─── Data for analysis

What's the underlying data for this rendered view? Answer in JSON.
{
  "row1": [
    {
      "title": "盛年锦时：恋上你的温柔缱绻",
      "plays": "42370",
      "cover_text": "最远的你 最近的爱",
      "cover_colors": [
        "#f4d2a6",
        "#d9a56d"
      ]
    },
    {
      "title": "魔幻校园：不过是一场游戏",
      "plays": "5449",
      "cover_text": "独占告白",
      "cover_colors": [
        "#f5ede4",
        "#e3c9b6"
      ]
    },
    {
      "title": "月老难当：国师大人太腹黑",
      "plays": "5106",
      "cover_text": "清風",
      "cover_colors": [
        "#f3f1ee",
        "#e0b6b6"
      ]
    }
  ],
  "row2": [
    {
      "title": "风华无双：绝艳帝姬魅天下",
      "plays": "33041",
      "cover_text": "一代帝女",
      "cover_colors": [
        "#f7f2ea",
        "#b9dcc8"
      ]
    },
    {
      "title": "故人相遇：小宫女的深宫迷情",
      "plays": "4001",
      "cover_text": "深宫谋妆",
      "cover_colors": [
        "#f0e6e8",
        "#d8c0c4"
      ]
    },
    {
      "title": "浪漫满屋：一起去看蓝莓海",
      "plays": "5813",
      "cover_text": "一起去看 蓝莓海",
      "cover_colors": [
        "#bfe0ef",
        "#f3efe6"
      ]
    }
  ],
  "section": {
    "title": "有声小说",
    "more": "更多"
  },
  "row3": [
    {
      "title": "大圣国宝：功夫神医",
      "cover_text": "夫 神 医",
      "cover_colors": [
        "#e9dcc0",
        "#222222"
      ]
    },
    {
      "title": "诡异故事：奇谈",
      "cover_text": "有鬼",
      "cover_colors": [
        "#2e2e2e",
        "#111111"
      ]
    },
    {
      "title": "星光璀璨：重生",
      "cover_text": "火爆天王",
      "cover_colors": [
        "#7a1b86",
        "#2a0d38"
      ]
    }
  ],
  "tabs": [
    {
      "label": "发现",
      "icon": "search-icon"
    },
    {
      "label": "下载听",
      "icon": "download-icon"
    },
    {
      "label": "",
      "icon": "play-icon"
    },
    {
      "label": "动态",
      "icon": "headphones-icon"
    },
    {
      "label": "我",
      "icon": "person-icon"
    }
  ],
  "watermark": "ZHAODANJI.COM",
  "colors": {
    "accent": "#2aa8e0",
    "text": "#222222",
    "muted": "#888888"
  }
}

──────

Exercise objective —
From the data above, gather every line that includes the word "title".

Reply —
      "title": "盛年锦时：恋上你的温柔缱绻",
      "title": "魔幻校园：不过是一场游戏",
      "title": "月老难当：国师大人太腹黑",
      "title": "风华无双：绝艳帝姬魅天下",
      "title": "故人相遇：小宫女的深宫迷情",
      "title": "浪漫满屋：一起去看蓝莓海",
    "title": "有声小说",
      "title": "大圣国宝：功夫神医",
      "title": "诡异故事：奇谈",
      "title": "星光璀璨：重生",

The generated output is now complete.